Ohio Upholds Assessment Due to Insufficient Documentation to Support Out-of-State Sourcing
March 30, 2023
At a glance
- The main takeaway: The Ohio Board of Tax Appeals upheld a decision where a taxpayer failed to provide sufficient business records to support the amount of in-state versus out-of-state sales reported on its tax return.
- Assess the impact: This decision further highlights the importance for businesses to maintain adequate records that support the sourcing methodology on their tax return or be subject to additional tax during an audit.
- Take the next step: Aprio’s State and Local Tax (SALT) team can assist your business in determining how to accurately source and document sales so you can achieve the best possible outcome during an audit.
Schedule a free consultation today to learn more!
The full story:
One of the more complex issues to address in the state and local tax area, is how to determine the correct jurisdiction for sourcing a sale, particularly sales of services. This issue arises in sales tax (i.e., In which state do I charge sales?), income tax apportionment (i.e., Does the sale belong in the numerator of the sales factor?) and in states that impose gross receipts taxes (i.e., Is the revenue taxable in that state?). Given the complexity of those sourcing determinations, it is crucial that taxpayers maintain sufficient documentation to support those positions on tax returns; otherwise, the state may make its own determination. This situation was the subject of a recent Ohio Board of Tax Appeals decision.1
A closer look at the case

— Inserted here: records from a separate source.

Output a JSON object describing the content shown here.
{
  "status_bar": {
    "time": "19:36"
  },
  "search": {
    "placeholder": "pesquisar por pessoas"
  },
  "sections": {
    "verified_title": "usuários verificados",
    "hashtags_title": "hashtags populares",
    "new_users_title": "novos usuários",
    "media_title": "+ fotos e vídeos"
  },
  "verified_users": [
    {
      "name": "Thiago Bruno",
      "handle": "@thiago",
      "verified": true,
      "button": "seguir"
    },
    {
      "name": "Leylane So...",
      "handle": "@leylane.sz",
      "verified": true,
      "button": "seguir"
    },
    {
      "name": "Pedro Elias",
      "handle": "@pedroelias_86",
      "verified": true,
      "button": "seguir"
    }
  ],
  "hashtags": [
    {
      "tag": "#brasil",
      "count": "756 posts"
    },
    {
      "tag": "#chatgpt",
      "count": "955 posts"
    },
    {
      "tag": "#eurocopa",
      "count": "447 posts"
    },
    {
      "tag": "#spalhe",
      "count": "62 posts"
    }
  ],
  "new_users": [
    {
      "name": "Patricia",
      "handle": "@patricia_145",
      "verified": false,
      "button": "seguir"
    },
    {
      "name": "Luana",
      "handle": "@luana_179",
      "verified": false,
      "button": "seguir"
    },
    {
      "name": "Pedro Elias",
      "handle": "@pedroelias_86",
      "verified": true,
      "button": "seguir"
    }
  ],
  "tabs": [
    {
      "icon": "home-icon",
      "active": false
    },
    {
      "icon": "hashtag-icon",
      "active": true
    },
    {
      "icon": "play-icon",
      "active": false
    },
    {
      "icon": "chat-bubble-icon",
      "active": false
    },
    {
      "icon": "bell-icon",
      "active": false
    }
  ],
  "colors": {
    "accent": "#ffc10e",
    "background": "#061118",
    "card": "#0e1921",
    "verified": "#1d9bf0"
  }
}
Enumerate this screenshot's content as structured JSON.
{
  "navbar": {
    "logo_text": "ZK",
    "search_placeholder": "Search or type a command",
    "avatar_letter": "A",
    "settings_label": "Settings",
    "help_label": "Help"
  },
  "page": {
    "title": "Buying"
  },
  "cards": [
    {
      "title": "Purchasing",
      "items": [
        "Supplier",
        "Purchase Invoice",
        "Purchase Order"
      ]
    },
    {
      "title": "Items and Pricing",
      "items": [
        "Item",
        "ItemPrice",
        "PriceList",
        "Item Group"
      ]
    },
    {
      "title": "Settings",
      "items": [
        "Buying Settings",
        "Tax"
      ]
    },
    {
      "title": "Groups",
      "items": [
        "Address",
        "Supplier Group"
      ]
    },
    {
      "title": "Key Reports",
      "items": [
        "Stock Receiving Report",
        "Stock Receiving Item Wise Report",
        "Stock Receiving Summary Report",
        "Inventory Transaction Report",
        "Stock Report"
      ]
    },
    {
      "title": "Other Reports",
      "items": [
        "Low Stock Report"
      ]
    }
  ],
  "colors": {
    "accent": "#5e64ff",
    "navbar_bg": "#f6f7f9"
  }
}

In lieu of a corporate income tax, Ohio imposes a gross receipts tax, referred to as the Commercial Activity Tax (CAT) on the taxable gross receipts sitused to Ohio. The taxpayer, an Ohio architectural firm that provides services ranging from architectural design to interior planning, was audited by Ohio. The state assessed additional tax, claiming that the taxpayer “underreported taxable gross receipts from sales situsable to Ohio.”
In support of its position, the taxpayer provided summary spreadsheets claiming to identify the gross receipts attributable to its out-of-state sales. The state requested documentation to corroborate the information provided on those spreadsheets, specifically invoices, work orders, or other business records. The taxpayer provided its federal tax return, however, did not provide any of the specific documents requested by the state.
So, how does a taxpayer determine whether revenue is “sitused to Ohio?”
Well, that depends on how the revenue was derived, as there are different rules applicable to sales of tangible personal property, services, etc. For services, as is the case here, the general rule is that gross receipts are sourced based on the proportion of the purchaser’s benefit received from that service in Ohio.2
The state’s regulations provide additional guidance for applying that general rule with respect to a variety of different services, including architecture services. For those services, sourcing is based on the location of where the property is being designed.3 If those services are performed for properties located both inside and outside Ohio, “the gross receipts are sitused using any reasonable, consistent, and uniform method of apportionment that is supported by the service provider’s business records as they existed at the time the service was provided.”4
The ruling explained
The key issue in this appeal concerned the italicized portion of the sentence above.5 Ultimately, the state found the summary spreadsheets ambiguous and required further clarity, and the taxpayer did not meet its burden to provide support. The Board questioned how the documents were prepared, were they amended or audited, were they part of the standard business records or created solely for the audit. None of the documentation provided clarity on what architectural services were provided and for whom as well as what was being designed and where it was located. As a result, the additional assessment was upheld against the taxpayer.
The bottom line
This appeal highlights the importance for a business to maintain adequate and contemporaneous business records to support its sourcing methodology on the tax return. Lack of sufficient support is a common reason why taxpayers are assessed additional tax during an audit.
Aprio’s SALT team works with businesses to assist them in determining how to source sales in different states as well as how to properly document those transactions so that the sourcing positions will be sustained on audit. We also provide support and guidance to businesses that are under audit to be sure they achieve the best possible outcome based on the information available. We constantly monitor these and other important state tax topics, and we will include any significant developments in future issues of the Aprio SALT Newsletter.
1 Ford & Associates Architects, Inc. vs. Tax Comm’r of Ohio, Case No. 2020-2429, February 27, 2023
2 Ohio Rev. Code § 5751.033(I).
3 Ohio Admin. Code § 5703-29-17(C)(6).
4 Ohio Admin. Code § 5703-29-17(C)(6)(b) (emphasis added). The default method looks to the number of properties, but in some cases, square footage may be appropriate.
5 This language is also found in the statute and in the regulation reciting the general rule for sourcing services. See Ohio Rev. Code § 5751.033(I) and Ohio Admin. Code § 5703-29-17(A).
About the Author
Tina is a senior manager with Aprio’s State & Local Tax group. She has over 24 years of experience assisting companies and their owners to minimize their tax liability and maximize their profitability. Some of the industries Tina serves include professional services, manufacturing, warehousing and distribution, telecommunications, real estate, retailers and wholesalers. Tina has extensive experience dealing with corporate tax issues, including state and local tax returns; state and federal tax credits; state and local sales; and use, income, escheat, business licenses and property tax issues.